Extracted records
____

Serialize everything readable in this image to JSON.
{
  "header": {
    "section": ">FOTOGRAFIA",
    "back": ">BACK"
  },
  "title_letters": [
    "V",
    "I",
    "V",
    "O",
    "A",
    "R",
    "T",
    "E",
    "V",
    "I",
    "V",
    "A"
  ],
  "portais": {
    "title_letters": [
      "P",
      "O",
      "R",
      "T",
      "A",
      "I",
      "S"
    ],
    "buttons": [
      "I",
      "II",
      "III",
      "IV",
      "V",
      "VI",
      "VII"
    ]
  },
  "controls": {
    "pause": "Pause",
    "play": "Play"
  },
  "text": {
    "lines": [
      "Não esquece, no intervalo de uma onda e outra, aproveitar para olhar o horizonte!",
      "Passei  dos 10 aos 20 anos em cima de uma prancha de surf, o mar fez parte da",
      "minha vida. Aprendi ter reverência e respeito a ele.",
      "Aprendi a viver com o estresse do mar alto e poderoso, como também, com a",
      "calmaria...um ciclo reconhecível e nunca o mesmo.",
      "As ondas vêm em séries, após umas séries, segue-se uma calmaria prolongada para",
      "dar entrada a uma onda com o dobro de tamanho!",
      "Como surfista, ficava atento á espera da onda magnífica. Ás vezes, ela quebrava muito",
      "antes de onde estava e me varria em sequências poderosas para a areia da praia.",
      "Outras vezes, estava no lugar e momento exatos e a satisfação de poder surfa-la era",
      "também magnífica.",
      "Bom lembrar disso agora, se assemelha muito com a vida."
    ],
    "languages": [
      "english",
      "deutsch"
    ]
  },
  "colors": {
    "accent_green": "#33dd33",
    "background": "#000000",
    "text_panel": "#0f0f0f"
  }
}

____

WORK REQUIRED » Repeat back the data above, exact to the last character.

RESPONSE AREA »
Serialize everything readable in this image to JSON.
{
  "header": {
    "section": ">FOTOGRAFIA",
    "back": ">BACK"
  },
  "title_letters": [
    "V",
    "I",
    "V",
    "O",
    "A",
    "R",
    "T",
    "E",
    "V",
    "I",
    "V",
    "A"
  ],
  "portais": {
    "title_letters": [
      "P",
      "O",
      "R",
      "T",
      "A",
      "I",
      "S"
    ],
    "buttons": [
      "I",
      "II",
      "III",
      "IV",
      "V",
      "VI",
      "VII"
    ]
  },
  "controls": {
    "pause": "Pause",
    "play": "Play"
  },
  "text": {
    "lines": [
      "Não esquece, no intervalo de uma onda e outra, aproveitar para olhar o horizonte!",
      "Passei  dos 10 aos 20 anos em cima de uma prancha de surf, o mar fez parte da",
      "minha vida. Aprendi ter reverência e respeito a ele.",
      "Aprendi a viver com o estresse do mar alto e poderoso, como também, com a",
      "calmaria...um ciclo reconhecível e nunca o mesmo.",
      "As ondas vêm em séries, após umas séries, segue-se uma calmaria prolongada para",
      "dar entrada a uma onda com o dobro de tamanho!",
      "Como surfista, ficava atento á espera da onda magnífica. Ás vezes, ela quebrava muito",
      "antes de onde estava e me varria em sequências poderosas para a areia da praia.",
      "Outras vezes, estava no lugar e momento exatos e a satisfação de poder surfa-la era",
      "também magnífica.",
      "Bom lembrar disso agora, se assemelha muito com a vida."
    ],
    "languages": [
      "english",
      "deutsch"
    ]
  },
  "colors": {
    "accent_green": "#33dd33",
    "background": "#000000",
    "text_panel": "#0f0f0f"
  }
}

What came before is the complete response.